Anxiety of the pandemic months was like a silent killer: Gulf News staff member
‘Married bachelors’? I wouldn’t have known that such a term ever existed if I hadn’t spent more than 17 years in Dubai.
Me and my colleagues had, of course, got accustomed to being the ‘summer bachelors’ over the years. This, in other words, meant just an extra sense of freedom over the months of July-August when most families would normally head back to India for the two months of summer vacation at schools.
The ritual went something like this — the man of the house would eventually join the wife and children for the second half of the vacation — till it was time for all to again get back to the grind.

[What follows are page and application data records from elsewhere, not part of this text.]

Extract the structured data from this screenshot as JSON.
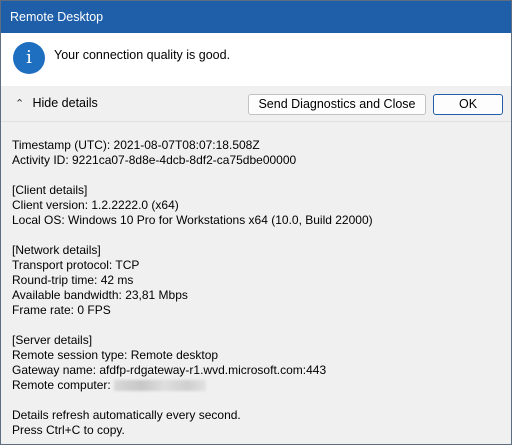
{
  "window": {
    "title": "Remote Desktop"
  },
  "message": {
    "icon": "info-icon",
    "text": "Your connection quality is good."
  },
  "buttons": {
    "hide_details": "Hide details",
    "send_diagnostics": "Send Diagnostics and Close",
    "ok": "OK"
  },
  "details": {
    "timestamp": "Timestamp (UTC): 2021-08-07T08:07:18.508Z",
    "activity_id": "Activity ID: 9221ca07-8d8e-4dcb-8df2-ca75dbe00000",
    "client_header": "[Client details]",
    "client_version": "Client version: 1.2.2222.0 (x64)",
    "local_os": "Local OS: Windows 10 Pro for Workstations x64 (10.0, Build 22000)",
    "network_header": "[Network details]",
    "transport": "Transport protocol: TCP",
    "rtt": "Round-trip time: 42 ms",
    "bandwidth": "Available bandwidth: 23,81 Mbps",
    "frame_rate": "Frame rate: 0 FPS",
    "server_header": "[Server details]",
    "session_type": "Remote session type: Remote desktop",
    "gateway": "Gateway name: afdfp-rdgateway-r1.wvd.microsoft.com:443",
    "remote_computer_label": "Remote computer: ",
    "refresh_note": "Details refresh automatically every second.",
    "copy_note": "Press Ctrl+C to copy."
  },
  "colors": {
    "titlebar": "#1f5faa",
    "accent": "#1f6fc0",
    "details_bg": "#f0f0f0"
  }
}
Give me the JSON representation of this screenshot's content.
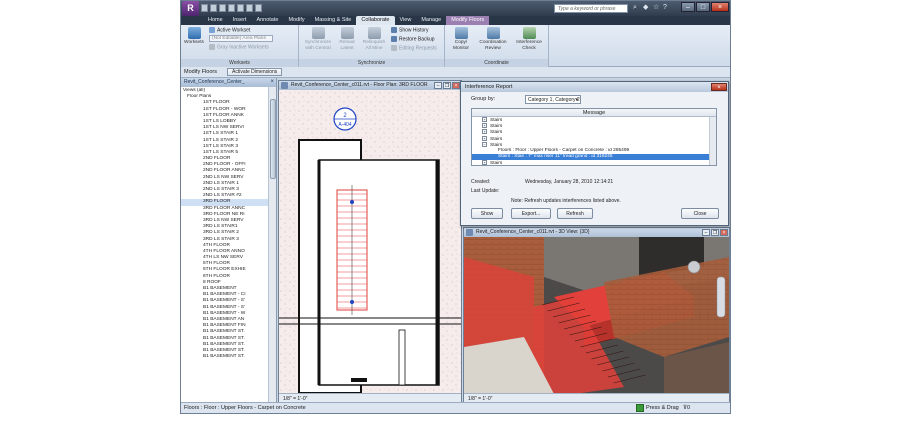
{
  "qat_items": [
    "open",
    "save",
    "undo",
    "redo",
    "print",
    "measure",
    "sync"
  ],
  "search": {
    "placeholder": "Type a keyword or phrase"
  },
  "tabs": [
    "Home",
    "Insert",
    "Annotate",
    "Modify",
    "Massing & Site",
    "Collaborate",
    "View",
    "Manage",
    "Modify Floors"
  ],
  "active_tab": "Collaborate",
  "ribbon": {
    "worksets_panel": {
      "title": "Worksets",
      "worksets_button": "Worksets",
      "active_workset_label": "Active Workset",
      "active_workset_value": "(Not Editable) Area Plans",
      "gray_inactive": "Gray Inactive Worksets"
    },
    "synchronize_panel": {
      "title": "Synchronize",
      "sync_central": "Synchronize with Central",
      "reload_latest": "Reload Latest",
      "relinquish_all": "Relinquish All Mine",
      "show_history": "Show History",
      "restore_backup": "Restore Backup",
      "editing_requests": "Editing Requests"
    },
    "coordination_panel": {
      "title": "Coordinate",
      "copy_monitor": "Copy/ Monitor",
      "coordination_review": "Coordination Review",
      "interference_check": "Interference Check"
    }
  },
  "options_bar": {
    "label": "Modify Floors",
    "button": "Activate Dimensions"
  },
  "project_browser": {
    "title": "Revit_Conference_Center_",
    "items": [
      "Views (all)",
      "Floor Plans",
      "1ST FLOOR",
      "1ST FLOOR - WOR",
      "1ST FLOOR ANNK",
      "1ST LS LOBBY",
      "1ST LS NW SERVI",
      "1ST LS STAIR 1",
      "1ST LS STAIR 2",
      "1ST LS STAIR 3",
      "1ST LS STAIR 5",
      "2ND FLOOR",
      "2ND FLOOR - OFFI",
      "2ND FLOOR ANNC",
      "2ND LS NW SERV",
      "2ND LS STAIR 1",
      "2ND LS STAIR 3",
      "2ND LS STAIR #2",
      "3RD FLOOR",
      "3RD FLOOR ANNC",
      "3RD FLOOR NE RI",
      "3RD LS NW SERV",
      "3RD LS STAIR1",
      "3RD LS STAIR 2",
      "3RD LS STAIR 3",
      "4TH FLOOR",
      "4TH FLOOR ANNO",
      "4TH LS NW SERV",
      "5TH FLOOR",
      "5TH FLOOR EXHIE",
      "6TH FLOOR",
      "8 ROOF",
      "B1 BASEMENT",
      "B1 BASEMENT - CI",
      "B1 BASEMENT - S'",
      "B1 BASEMENT - S'",
      "B1 BASEMENT - W",
      "B1 BASEMENT AN",
      "B1 BASEMENT FIN",
      "B1 BASEMENT ST.",
      "B1 BASEMENT ST.",
      "B1 BASEMENT ST.",
      "B1 BASEMENT ST.",
      "B1 BASEMENT ST."
    ],
    "selected": "3RD FLOOR"
  },
  "floor_plan_view": {
    "title": "Revit_Conference_Center_c011.rvt - Floor Plan: 3RD FLOOR",
    "tag_number": "2",
    "tag_sheet": "A-404",
    "scale": "1/8\" = 1'-0\""
  },
  "view3d": {
    "title": "Revit_Conference_Center_c011.rvt - 3D View: {3D}",
    "scale": "1/8\" = 1'-0\""
  },
  "dialog": {
    "title": "Interference Report",
    "group_by_label": "Group by:",
    "group_by_value": "Category 1, Category 2",
    "column_header": "Message",
    "rows": [
      {
        "level": 1,
        "text": "Stairs"
      },
      {
        "level": 1,
        "text": "Stairs"
      },
      {
        "level": 1,
        "text": "Stairs"
      },
      {
        "level": 1,
        "text": "Stairs"
      },
      {
        "level": 1,
        "text": "Stairs"
      },
      {
        "level": 2,
        "text": "Floors : Floor : Upper Floors - Carpet on Concrete : id 285499"
      },
      {
        "level": 2,
        "text": "Stairs : Stair : 7\" max riser 11\" tread grand : id 316245"
      },
      {
        "level": 1,
        "text": "Stairs"
      },
      {
        "level": 1,
        "text": "Stairs"
      }
    ],
    "highlight_row": 6,
    "created_label": "Created:",
    "created_value": "Wednesday, January 28, 2010 12:14:21",
    "last_update_label": "Last Update:",
    "note": "Note: Refresh updates interferences listed above.",
    "buttons": {
      "show": "Show",
      "export": "Export...",
      "refresh": "Refresh",
      "close": "Close"
    }
  },
  "status_bar": {
    "text": "Floors : Floor : Upper Floors - Carpet on Concrete",
    "press_drag": "Press & Drag",
    "filter_count": "0"
  },
  "colors": {
    "interference_highlight": "#e2403a",
    "selection_blue": "#3a7fd6",
    "title_dark": "#2f3c4e"
  }
}
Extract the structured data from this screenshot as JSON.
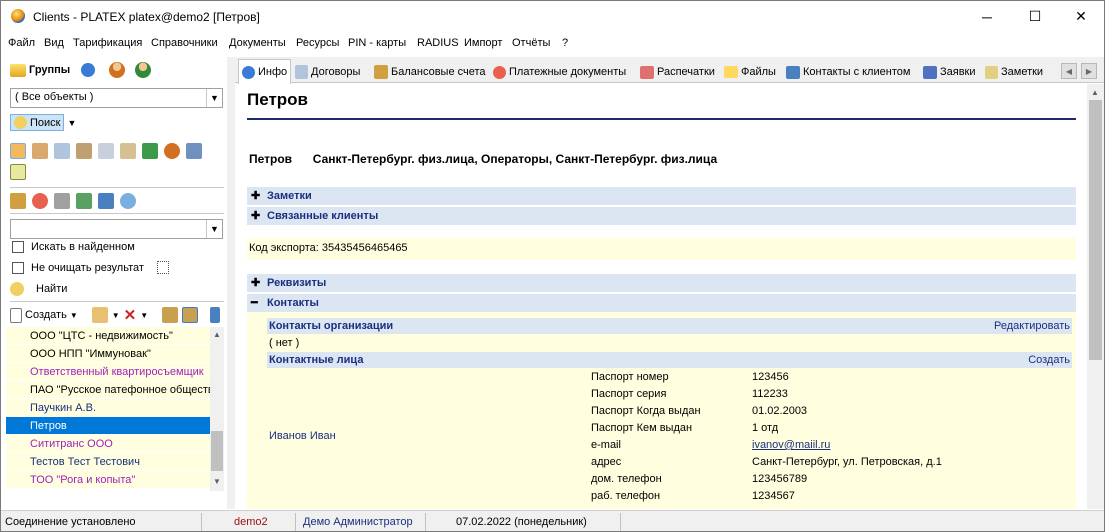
{
  "window": {
    "title": "Clients - PLATEX platex@demo2 [Петров]",
    "controls": {
      "minimize": "─",
      "maximize": "☐",
      "close": "✕"
    }
  },
  "menu": [
    "Файл",
    "Вид",
    "Тарификация",
    "Справочники",
    "Документы",
    "Ресурсы",
    "PIN - карты",
    "RADIUS",
    "Импорт",
    "Отчёты",
    "?"
  ],
  "left": {
    "groups_label": "Группы",
    "objects_combo": "( Все объекты )",
    "search_label": "Поиск",
    "search_combo": "",
    "search_in_found": "Искать в найденном",
    "keep_results": "Не очищать результат",
    "find_button": "Найти",
    "create_button": "Создать",
    "clients": [
      {
        "name": "ООО \"ЦТС - недвижимость\"",
        "color": "#000000"
      },
      {
        "name": "ООО НПП \"Иммуновак\"",
        "color": "#000000"
      },
      {
        "name": "Ответственный квартиросъемщик",
        "color": "#a020c0"
      },
      {
        "name": "ПАО \"Русское патефонное общество\"",
        "color": "#000000"
      },
      {
        "name": "Паучкин А.В.",
        "color": "#1a2f80"
      },
      {
        "name": "Петров",
        "color": "#ffffff",
        "selected": true
      },
      {
        "name": "Сититранс ООО",
        "color": "#a020c0"
      },
      {
        "name": "Тестов Тест Тестович",
        "color": "#1a2f80"
      },
      {
        "name": "ТОО \"Рога и копыта\"",
        "color": "#a020c0"
      }
    ]
  },
  "tabs": [
    "Инфо",
    "Договоры",
    "Балансовые счета",
    "Платежные документы",
    "Распечатки",
    "Файлы",
    "Контакты с клиентом",
    "Заявки",
    "Заметки"
  ],
  "info": {
    "heading": "Петров",
    "client_name": "Петров",
    "client_groups": "Санкт-Петербург. физ.лица, Операторы, Санкт-Петербург. физ.лица",
    "notes_label": "Заметки",
    "related_label": "Связанные клиенты",
    "export_code": "Код экспорта: 35435456465465",
    "requisites_label": "Реквизиты",
    "contacts_label": "Контакты",
    "org_contacts_label": "Контакты организации",
    "edit_link": "Редактировать",
    "org_contacts_value": "( нет )",
    "contact_persons_label": "Контактные лица",
    "create_link": "Создать",
    "person_name": "Иванов Иван",
    "person_fields": [
      {
        "k": "Паспорт номер",
        "v": "123456"
      },
      {
        "k": "Паспорт серия",
        "v": "112233"
      },
      {
        "k": "Паспорт Когда выдан",
        "v": "01.02.2003"
      },
      {
        "k": "Паспорт Кем выдан",
        "v": "1 отд"
      },
      {
        "k": "e-mail",
        "v": "ivanov@maiil.ru",
        "link": true
      },
      {
        "k": "адрес",
        "v": "Санкт-Петербург, ул. Петровская, д.1"
      },
      {
        "k": "дом. телефон",
        "v": "123456789"
      },
      {
        "k": "раб. телефон",
        "v": "1234567"
      }
    ]
  },
  "status": {
    "connection": "Соединение установлено",
    "server": "demo2",
    "user": "Демо Администратор",
    "date": "07.02.2022 (понедельник)"
  }
}
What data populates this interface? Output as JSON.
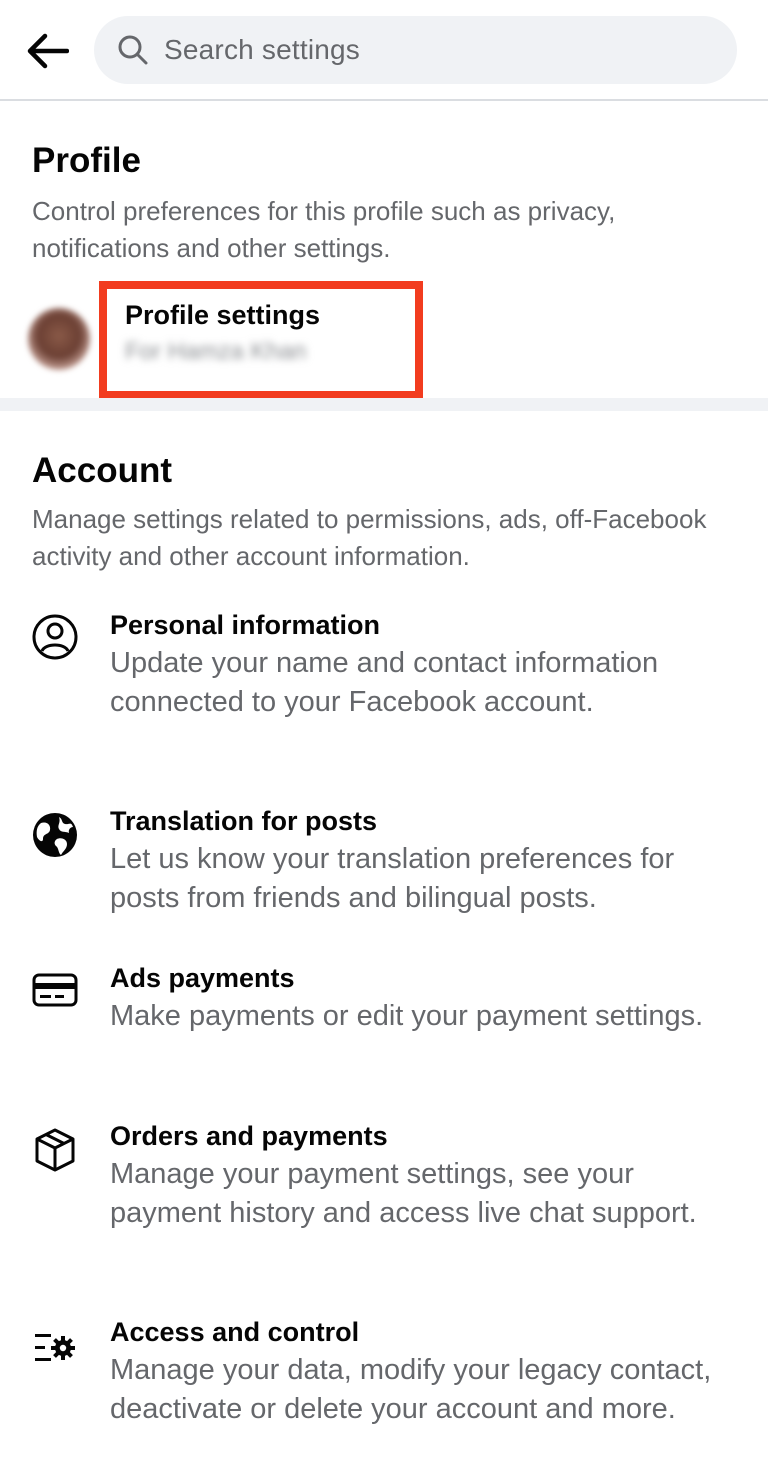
{
  "header": {
    "back_icon": "arrow-left-icon",
    "search_placeholder": "Search settings",
    "search_icon": "search-icon"
  },
  "profile": {
    "title": "Profile",
    "description": "Control preferences for this profile such as privacy, notifications and other settings.",
    "settings_label": "Profile settings",
    "settings_sub": "For Hamza Khan",
    "highlight_color": "#f23c1f"
  },
  "account": {
    "title": "Account",
    "description": "Manage settings related to permissions, ads, off-Facebook activity and other account information.",
    "items": [
      {
        "icon": "user-circle-icon",
        "title": "Personal information",
        "description": "Update your name and contact information connected to your Facebook account."
      },
      {
        "icon": "globe-icon",
        "title": "Translation for posts",
        "description": "Let us know your translation preferences for posts from friends and bilingual posts."
      },
      {
        "icon": "credit-card-icon",
        "title": "Ads payments",
        "description": "Make payments or edit your payment settings."
      },
      {
        "icon": "package-icon",
        "title": "Orders and payments",
        "description": "Manage your payment settings, see your payment history and access live chat support."
      },
      {
        "icon": "settings-list-gear-icon",
        "title": "Access and control",
        "description": "Manage your data, modify your legacy contact, deactivate or delete your account and more."
      }
    ]
  },
  "colors": {
    "primary_text": "#050505",
    "secondary_text": "#65676b",
    "search_bg": "#f0f2f5",
    "accent_highlight": "#f23c1f"
  }
}
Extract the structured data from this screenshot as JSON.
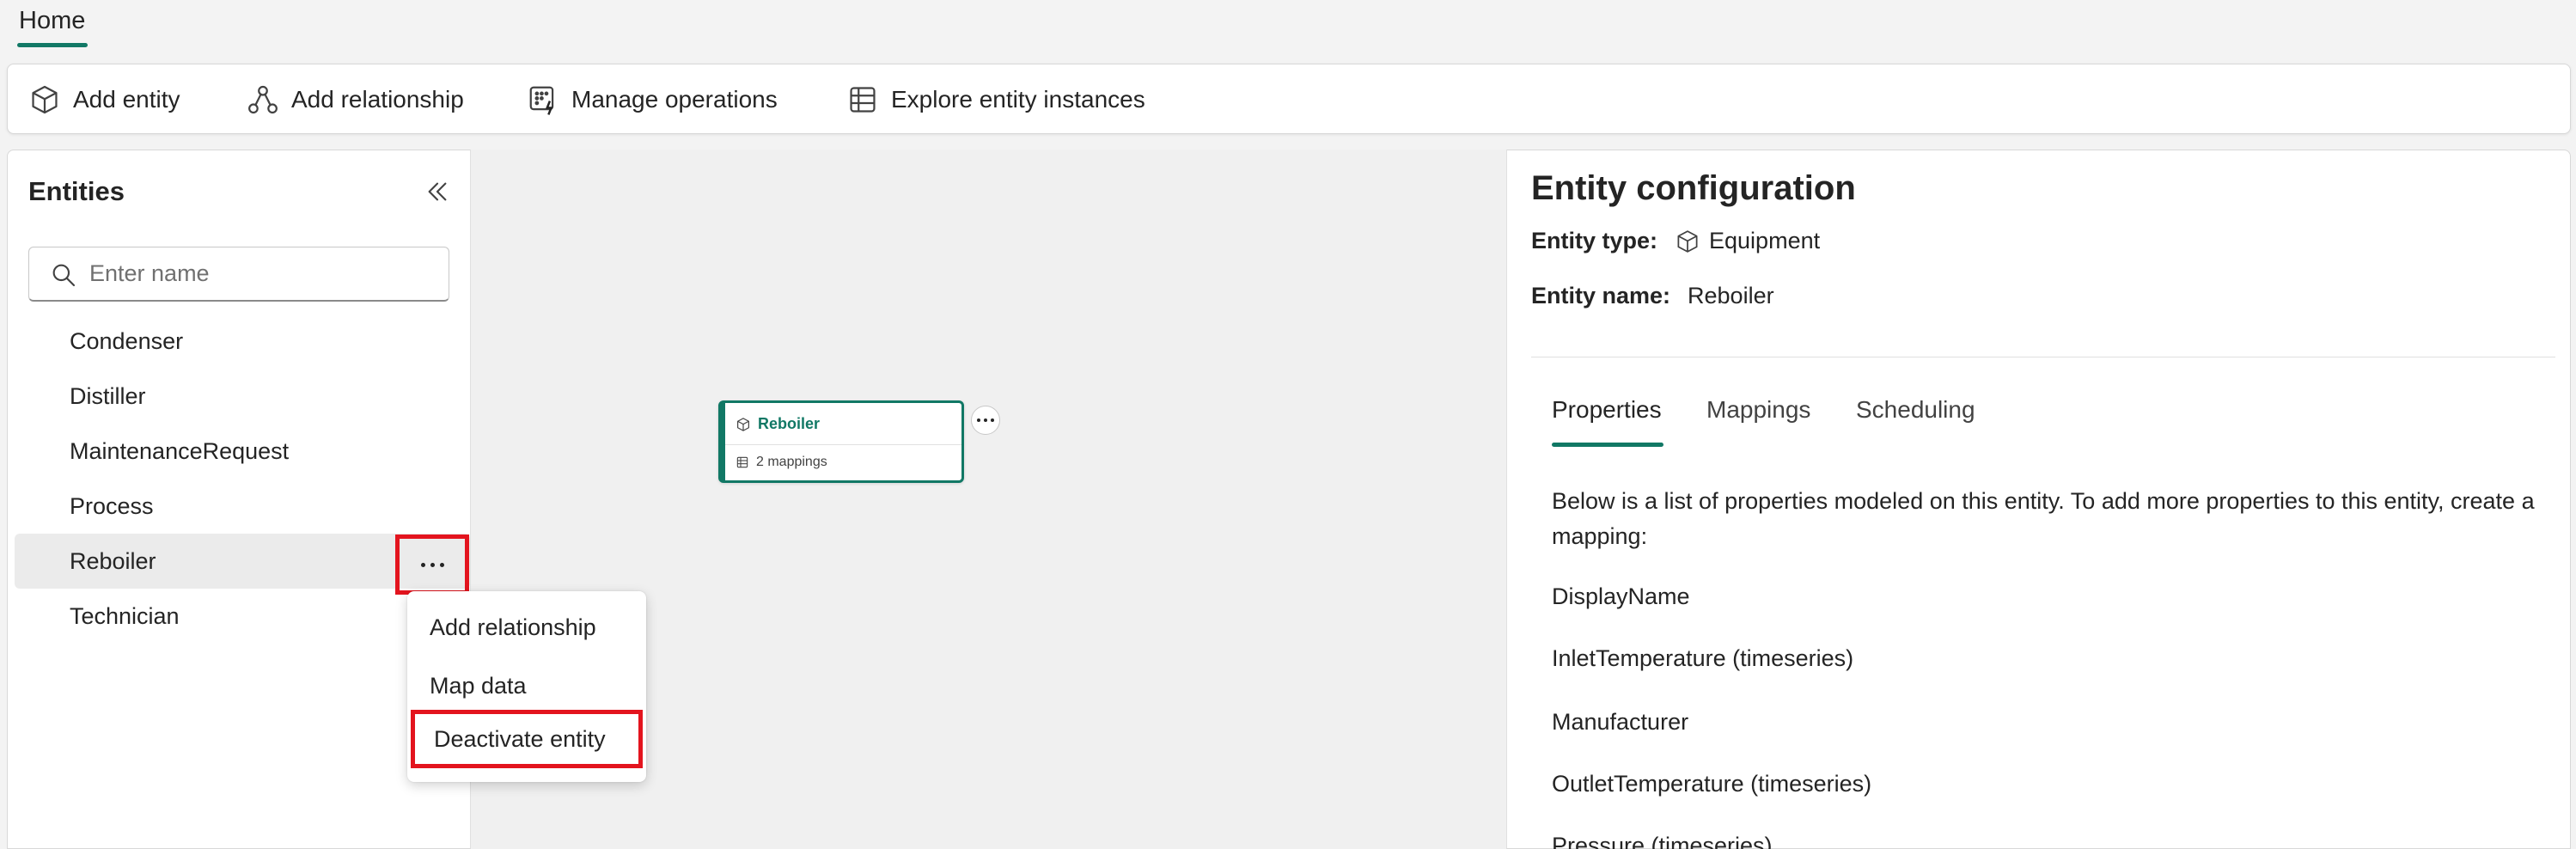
{
  "tabs": {
    "home": "Home"
  },
  "ribbon": {
    "add_entity": "Add entity",
    "add_relationship": "Add relationship",
    "manage_operations": "Manage operations",
    "explore_instances": "Explore entity instances"
  },
  "entities": {
    "title": "Entities",
    "search_placeholder": "Enter name",
    "items": [
      {
        "label": "Condenser"
      },
      {
        "label": "Distiller"
      },
      {
        "label": "MaintenanceRequest"
      },
      {
        "label": "Process"
      },
      {
        "label": "Reboiler"
      },
      {
        "label": "Technician"
      }
    ]
  },
  "context_menu": {
    "items": [
      {
        "label": "Add relationship"
      },
      {
        "label": "Map data"
      },
      {
        "label": "Deactivate entity"
      }
    ]
  },
  "canvas": {
    "node": {
      "title": "Reboiler",
      "subtitle": "2 mappings"
    }
  },
  "config": {
    "title": "Entity configuration",
    "type_label": "Entity type:",
    "type_value": "Equipment",
    "name_label": "Entity name:",
    "name_value": "Reboiler",
    "tabs": [
      {
        "label": "Properties"
      },
      {
        "label": "Mappings"
      },
      {
        "label": "Scheduling"
      }
    ],
    "description": "Below is a list of properties modeled on this entity. To add more properties to this entity, create a mapping:",
    "properties": [
      "DisplayName",
      "InletTemperature (timeseries)",
      "Manufacturer",
      "OutletTemperature (timeseries)",
      "Pressure (timeseries)"
    ]
  },
  "colors": {
    "accent": "#117865",
    "highlight": "#e3141e"
  }
}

Then at some point, you arrive at the crossroads. It’s time for you to take a call on whether the son or daughter — who has suddenly turned out to be a strapping young man or a lady — would take the next leap in their education in the UAE or is it time they relocate to India or move to any other part of the world.
It was in early 2019 when I decided to send my wife and daughter back to Kolkata. Given we were a four hours’ flight away, it wasn’t such a bad deal as I gloated about taking the “right decision”.
Those, of course, were the pre-COVID days. As the pandemic was kicking in and the flights were on the verge of shutdown globally, I had to pack them off on a short notice from Dubai — only to meet them a good nine months later.
The so-called resilience that I had prided myself on was slowly broken. The silent anxiety about the welfare of your near and dear ones eating into you could be a killer. While my colleagues delved into some painstaking research to bring insight for the readers about the pandemic and how it affected lives, I was often more concerned about the brass tacks back home.
How is India faring in terms of cases? Where is West Bengal now in terms of active cases? Is the state equipped enough to handle the rising cases? Or is the internet connection at home stable enough for my daughter to handle her online classes?
Being a ‘married bachelor’ is not really fun ... certainly not for men at my age!